America's Health Insurance Plans (AHIP) kicked off its annual conference in Chicago this morning and health care reform is sure to be a major topic of discussion. Just over two weeks ago, AHIP CEO Karen Ignagni said her organization -- the nation's top health insurance lobby -- was "concerned" that the recently-passed House bill will increase health care costs for families and employers across the country and "significantly disrupt" coverage for millions more. This came after Ignagni's months of lip service to Democratic leaders about her support for their broad proposal. The group even commissioned a study to back up its conclusions about the bill, but the findings were largely dismissed for shoddy math and effectively refuted by the Congressional Budget Office's analysis.
Today, eight small business owners affiliated with the Main Street Alliance showed up at the conference with a simple question for Ignagni: Why is AHIP attempting to maintain the status quo? After sending a letter Friday requesting a meeting, the entrepreneurs were not surprisingly rebuffed. Instead, they appeared outside the conference, where they explained, one-by-one, how the exploding cost of health care premiums was making it difficult to operate profitably. Watch some excerpts:
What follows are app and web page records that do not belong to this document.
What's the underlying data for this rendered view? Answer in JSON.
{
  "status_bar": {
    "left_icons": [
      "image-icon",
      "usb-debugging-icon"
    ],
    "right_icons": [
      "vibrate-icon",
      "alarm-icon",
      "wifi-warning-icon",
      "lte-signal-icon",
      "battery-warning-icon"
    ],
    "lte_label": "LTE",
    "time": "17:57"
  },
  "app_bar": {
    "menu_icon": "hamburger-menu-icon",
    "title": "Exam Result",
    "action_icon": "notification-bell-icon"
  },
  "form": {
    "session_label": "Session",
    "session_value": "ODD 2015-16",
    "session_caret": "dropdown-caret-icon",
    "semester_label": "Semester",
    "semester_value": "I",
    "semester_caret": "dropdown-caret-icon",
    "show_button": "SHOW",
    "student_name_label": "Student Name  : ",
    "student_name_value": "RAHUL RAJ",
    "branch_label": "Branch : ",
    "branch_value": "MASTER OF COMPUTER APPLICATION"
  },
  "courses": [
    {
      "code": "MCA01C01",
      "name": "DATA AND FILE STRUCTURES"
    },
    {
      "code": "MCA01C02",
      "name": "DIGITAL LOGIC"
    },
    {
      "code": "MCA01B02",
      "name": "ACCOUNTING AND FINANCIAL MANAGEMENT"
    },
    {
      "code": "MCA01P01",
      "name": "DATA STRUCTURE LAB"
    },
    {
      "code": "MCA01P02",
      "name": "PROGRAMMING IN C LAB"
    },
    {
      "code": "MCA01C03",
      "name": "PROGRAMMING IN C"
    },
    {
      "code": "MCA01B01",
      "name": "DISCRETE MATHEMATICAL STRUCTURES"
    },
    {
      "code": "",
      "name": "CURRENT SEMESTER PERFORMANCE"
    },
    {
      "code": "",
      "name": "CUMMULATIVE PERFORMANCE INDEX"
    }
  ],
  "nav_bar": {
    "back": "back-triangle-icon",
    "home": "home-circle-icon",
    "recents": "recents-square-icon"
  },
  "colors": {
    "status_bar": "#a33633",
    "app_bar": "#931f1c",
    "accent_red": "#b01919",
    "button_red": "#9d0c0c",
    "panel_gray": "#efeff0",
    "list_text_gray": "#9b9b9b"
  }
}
Following the press event, the business owners took to the streets, joining hundreds of their friends and allies -- including numerous labor leaders and reform advocates -- in a protest across the street from the conference.
The crowd heard from Tom Balanoff of the SEIU Illinois State Council (which sponsors this website), Henry Tamarin of UNITE-HERE Local 1, Roberta Lynch of AFSCME Council 31, as well as former Cigna executive Wendell Potter, who characterized the current health care system as "a Wall Street Health Care takeover," (a similar sentiment to the one he expressed before a House subcommittee hearing this June).
This isn't the only reform-related event on the schedule this week in Illinois. Tomorrow, the Campaign for Better Health Care kicks off its annual conference with a debate between Gov. Pat Quinn and Democratic challenger Dan Hynes. Check back Thursday morning for our coverage.